ROCHESTER, Minn. (KTTC) – The Mayo Clinic is one of the world’s most-renowned hospitals, but it’s the only one to have a carillon (a musical instrument made up of bronze cup shaped bells) at the top of one of its buildings. For the first time in nearly a century, major renovation work is being done on the instrument.
“It’s a once in a lifetime opportunity for somebody who plays an instrument like this to be a part of a complete rebuild like this,” said Austin Ferguson, the hospital’s fourth carillonneur in 90 years.
Built in 1928, the carillon has survived 90 Minnesota winters inside the tower of the Plummer Building, and after years of wear and tear the carillon’s original system broke down last February. “Since we were in talks of doing this project, it was decided that instead of fixing that system we’d replace it with a new state of the art foam controllable chime system,” added Ferguson.
That means the bells and keyboard won’t be replaced, just the system that allows the bells to ring. The new system has also entered the 21st century in that it’s electric rather than steam-powered. The clappers, which make the bells ring, will also hit the outside of the bells instead of the inside.
A crew from South Carolina is finishing up the instrument’s frame this month while a second crew will fly in from Belgium next month to install wires and fine tune the keyboard. “When all is said and done the total work time will be about maybe four weeks of actual construction.”
According to Matthew Dacy, the director of Heritage Hall at Mayo Clinic, work has been done on the carillon throughout its life, but this is the first major restoration project. The work will ensure the life of the carillon for generations to come.

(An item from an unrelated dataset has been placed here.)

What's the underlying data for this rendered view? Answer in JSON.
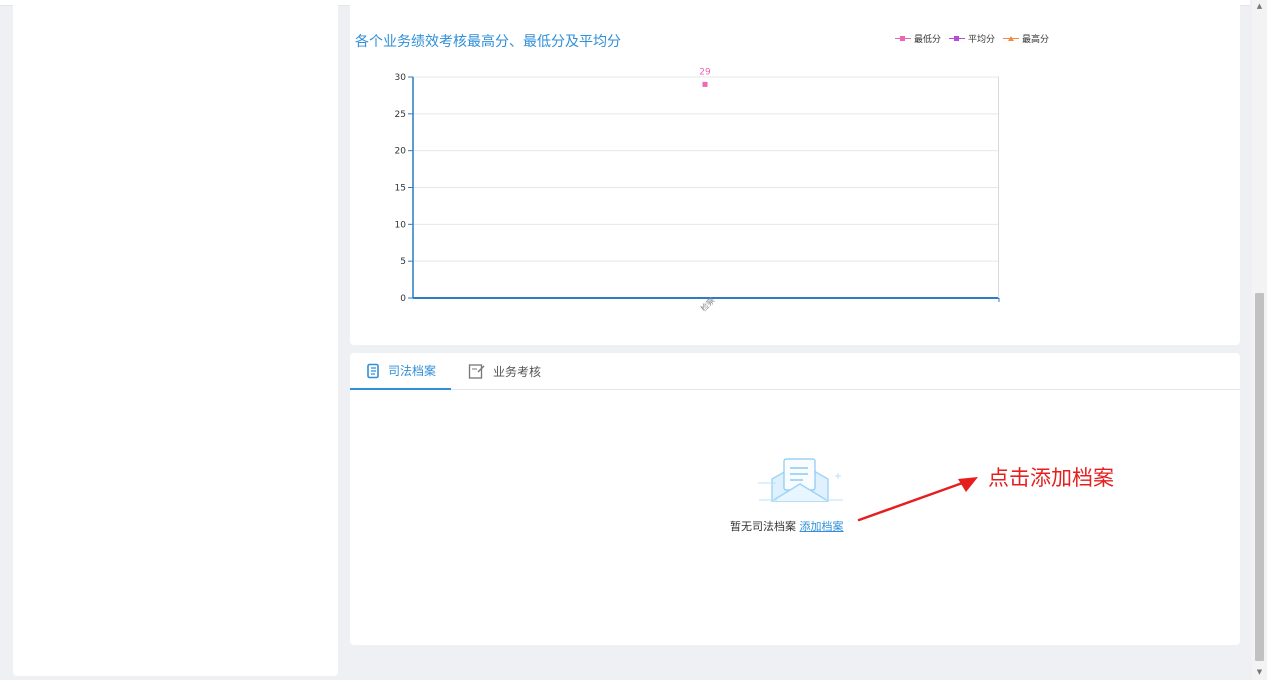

Everything should wrap up in March, just in time for the carillon’s music to ring us into spring.